Psst... We're working on the next generation of Chowhound! View >
HOME > Chowhound > Home Cooking >
May 6, 2012 06:41 AM

Lamb and tenderness

I'm uncertain about tenderness and lamb chunks such as one uses in stews and Indian curries. Many recipes call for unspecified lamb chunks (even "lean lamb chunks") and cooking in liquid for 1.5 hours until tender. I made a lamb curry last night in that manner, using cubed meat taken from two "lamb steaks," which looked to me like the equivalent of bone-in round steak from beef--you know, with the little round femur section.

Well, my thinking is that you can simmer beef round chunks all day and they'll never get tender, as there's too little fat and connective tissue. And indeed, these lamb chunks were delicious but a bit dry and not exactly tender. They'd be unpleasant to eat unless swimming in that delicious sauce.

So when making a lamb curry, is it important to get shoulder meat or shank meat, just like in beef?

  1. Click to Upload a photo (10 MB limit)
  1. anything that requires a long cook time, you need something like shank or shoulder. sometimes the package will say "meat for stew".

    leaner pieces just need shorter cook times. you could cook the meat in the sauce, remove when tender and continue cooking the sauce.

    1. Definitely shank, shoulder, and also rib area, rib chops work well, too.

      1. Best cut is lamb necks but you'll want to cook these 3+ hours to get them super tender and succulent. You can find these at a good butcher.
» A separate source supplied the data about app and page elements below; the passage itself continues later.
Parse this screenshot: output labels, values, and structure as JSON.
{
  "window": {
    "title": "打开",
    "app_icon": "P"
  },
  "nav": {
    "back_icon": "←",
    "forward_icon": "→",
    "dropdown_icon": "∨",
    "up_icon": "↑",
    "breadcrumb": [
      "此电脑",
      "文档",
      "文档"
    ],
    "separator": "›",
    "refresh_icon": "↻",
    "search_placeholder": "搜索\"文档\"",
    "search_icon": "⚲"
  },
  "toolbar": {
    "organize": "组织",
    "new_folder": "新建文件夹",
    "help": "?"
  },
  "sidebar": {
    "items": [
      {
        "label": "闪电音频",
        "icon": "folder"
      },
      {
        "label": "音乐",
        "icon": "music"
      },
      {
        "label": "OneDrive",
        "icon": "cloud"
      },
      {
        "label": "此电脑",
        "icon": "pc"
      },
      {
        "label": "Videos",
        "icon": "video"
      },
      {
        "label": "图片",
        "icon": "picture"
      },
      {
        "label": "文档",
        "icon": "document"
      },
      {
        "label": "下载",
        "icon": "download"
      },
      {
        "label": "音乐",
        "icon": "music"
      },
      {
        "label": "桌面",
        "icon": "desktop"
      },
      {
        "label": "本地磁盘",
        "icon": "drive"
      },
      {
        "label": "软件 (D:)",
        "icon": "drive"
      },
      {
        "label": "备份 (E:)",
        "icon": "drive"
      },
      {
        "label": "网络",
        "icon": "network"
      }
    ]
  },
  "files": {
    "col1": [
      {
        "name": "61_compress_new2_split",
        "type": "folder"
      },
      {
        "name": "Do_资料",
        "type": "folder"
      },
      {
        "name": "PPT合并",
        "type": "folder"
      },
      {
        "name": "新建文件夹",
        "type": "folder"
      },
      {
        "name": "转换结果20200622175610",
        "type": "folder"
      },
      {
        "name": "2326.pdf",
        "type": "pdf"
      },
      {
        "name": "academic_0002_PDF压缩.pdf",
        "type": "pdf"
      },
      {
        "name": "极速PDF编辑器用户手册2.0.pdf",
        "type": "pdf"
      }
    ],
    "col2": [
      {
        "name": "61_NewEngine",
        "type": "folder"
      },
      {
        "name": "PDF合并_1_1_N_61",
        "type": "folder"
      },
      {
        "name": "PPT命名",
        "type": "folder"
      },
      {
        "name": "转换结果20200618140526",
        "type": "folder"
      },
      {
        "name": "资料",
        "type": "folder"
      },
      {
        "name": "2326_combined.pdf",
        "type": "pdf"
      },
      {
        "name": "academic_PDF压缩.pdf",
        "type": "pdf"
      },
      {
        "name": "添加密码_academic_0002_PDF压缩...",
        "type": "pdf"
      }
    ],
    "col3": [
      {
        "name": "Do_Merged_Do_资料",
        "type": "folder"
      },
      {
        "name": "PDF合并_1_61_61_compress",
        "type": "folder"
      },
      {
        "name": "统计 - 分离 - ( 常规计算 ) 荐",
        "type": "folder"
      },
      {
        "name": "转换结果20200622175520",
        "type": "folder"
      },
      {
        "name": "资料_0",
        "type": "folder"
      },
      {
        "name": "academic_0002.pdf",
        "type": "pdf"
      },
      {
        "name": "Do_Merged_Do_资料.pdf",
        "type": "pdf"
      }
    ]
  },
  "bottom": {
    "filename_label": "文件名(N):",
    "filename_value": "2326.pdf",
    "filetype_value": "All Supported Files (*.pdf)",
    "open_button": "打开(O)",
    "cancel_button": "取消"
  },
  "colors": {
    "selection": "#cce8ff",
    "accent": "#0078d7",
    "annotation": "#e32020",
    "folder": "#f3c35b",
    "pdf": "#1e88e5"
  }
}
Even Fairways in NYC has them in a package labeled bone in lamb stew. Leaner cubes of boneless lamb stew meat never end up as good.